_Task goal_. Filter the records for "JSON" and keep each line that has it.

Component data from apps and pages:
<<<<

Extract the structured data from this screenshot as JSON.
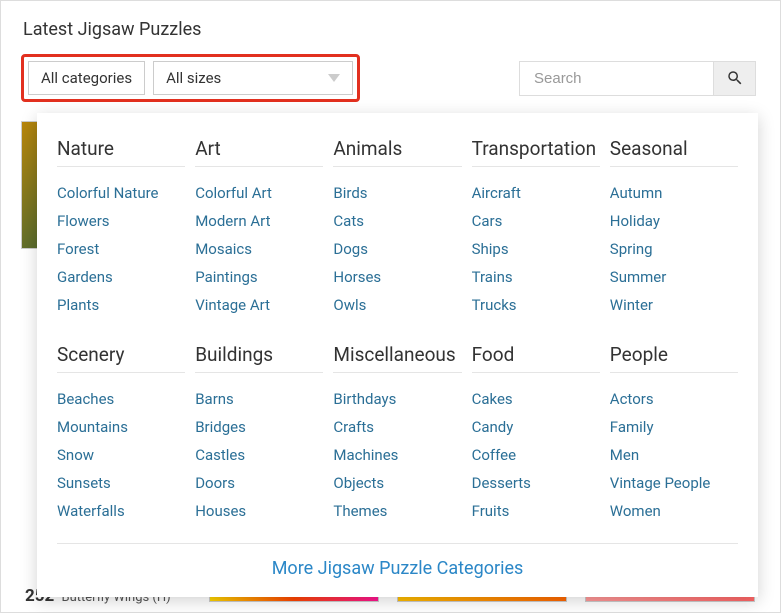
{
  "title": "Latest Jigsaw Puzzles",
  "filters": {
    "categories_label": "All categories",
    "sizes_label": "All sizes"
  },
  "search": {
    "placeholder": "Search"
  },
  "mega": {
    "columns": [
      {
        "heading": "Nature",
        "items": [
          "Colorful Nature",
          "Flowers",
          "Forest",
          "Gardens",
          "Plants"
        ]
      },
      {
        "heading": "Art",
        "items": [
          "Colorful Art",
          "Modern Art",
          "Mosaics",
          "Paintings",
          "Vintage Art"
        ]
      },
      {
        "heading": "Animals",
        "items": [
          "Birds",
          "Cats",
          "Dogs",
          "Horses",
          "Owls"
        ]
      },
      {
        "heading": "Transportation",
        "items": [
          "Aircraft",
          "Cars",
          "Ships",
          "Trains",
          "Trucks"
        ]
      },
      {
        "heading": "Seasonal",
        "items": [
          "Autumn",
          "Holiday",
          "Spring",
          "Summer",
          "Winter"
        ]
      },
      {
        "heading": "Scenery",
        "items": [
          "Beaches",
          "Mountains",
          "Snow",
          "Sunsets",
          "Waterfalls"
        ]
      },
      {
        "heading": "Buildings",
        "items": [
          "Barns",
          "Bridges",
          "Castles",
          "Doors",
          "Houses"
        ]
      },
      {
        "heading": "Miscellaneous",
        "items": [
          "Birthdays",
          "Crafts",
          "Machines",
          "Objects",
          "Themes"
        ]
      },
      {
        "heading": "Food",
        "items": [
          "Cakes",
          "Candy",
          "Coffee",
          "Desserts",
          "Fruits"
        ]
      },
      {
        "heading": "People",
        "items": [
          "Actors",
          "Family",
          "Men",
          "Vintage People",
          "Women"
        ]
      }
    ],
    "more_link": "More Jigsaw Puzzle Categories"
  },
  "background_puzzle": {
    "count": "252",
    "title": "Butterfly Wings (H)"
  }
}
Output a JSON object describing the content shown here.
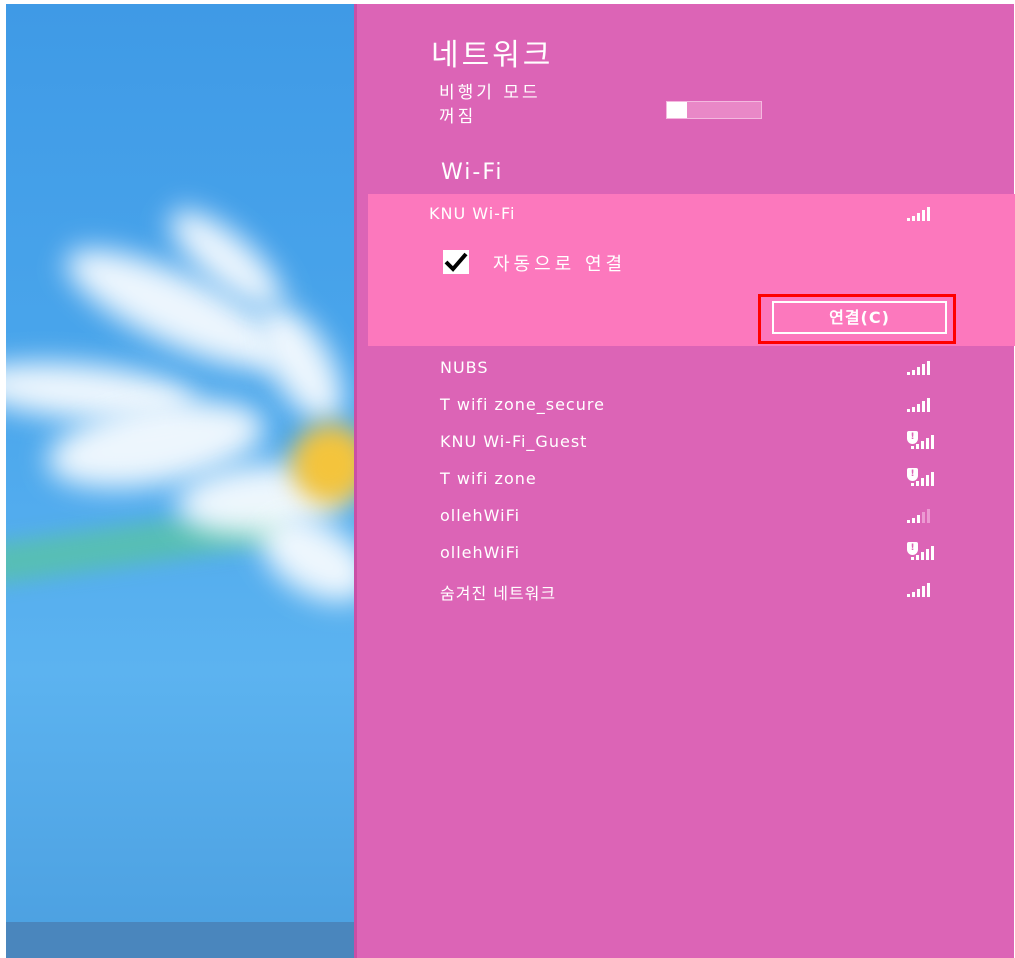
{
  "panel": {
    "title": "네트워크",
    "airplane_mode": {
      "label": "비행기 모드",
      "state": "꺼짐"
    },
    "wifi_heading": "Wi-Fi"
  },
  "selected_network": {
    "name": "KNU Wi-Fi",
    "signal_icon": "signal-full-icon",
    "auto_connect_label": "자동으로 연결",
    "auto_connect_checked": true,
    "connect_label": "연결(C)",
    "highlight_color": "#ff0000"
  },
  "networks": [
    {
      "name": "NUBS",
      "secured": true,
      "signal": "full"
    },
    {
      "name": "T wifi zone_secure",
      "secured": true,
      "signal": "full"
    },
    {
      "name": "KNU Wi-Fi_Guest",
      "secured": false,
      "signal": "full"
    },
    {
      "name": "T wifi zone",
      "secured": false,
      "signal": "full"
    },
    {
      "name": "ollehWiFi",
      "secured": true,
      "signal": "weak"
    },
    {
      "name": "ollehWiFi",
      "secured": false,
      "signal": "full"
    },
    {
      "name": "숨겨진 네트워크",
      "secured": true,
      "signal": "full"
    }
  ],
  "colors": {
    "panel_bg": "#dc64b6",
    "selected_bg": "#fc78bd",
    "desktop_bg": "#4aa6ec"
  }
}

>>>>

_Reply_.
Extract the structured data from this screenshot as JSON.
Output a JSON object describing the content shown here.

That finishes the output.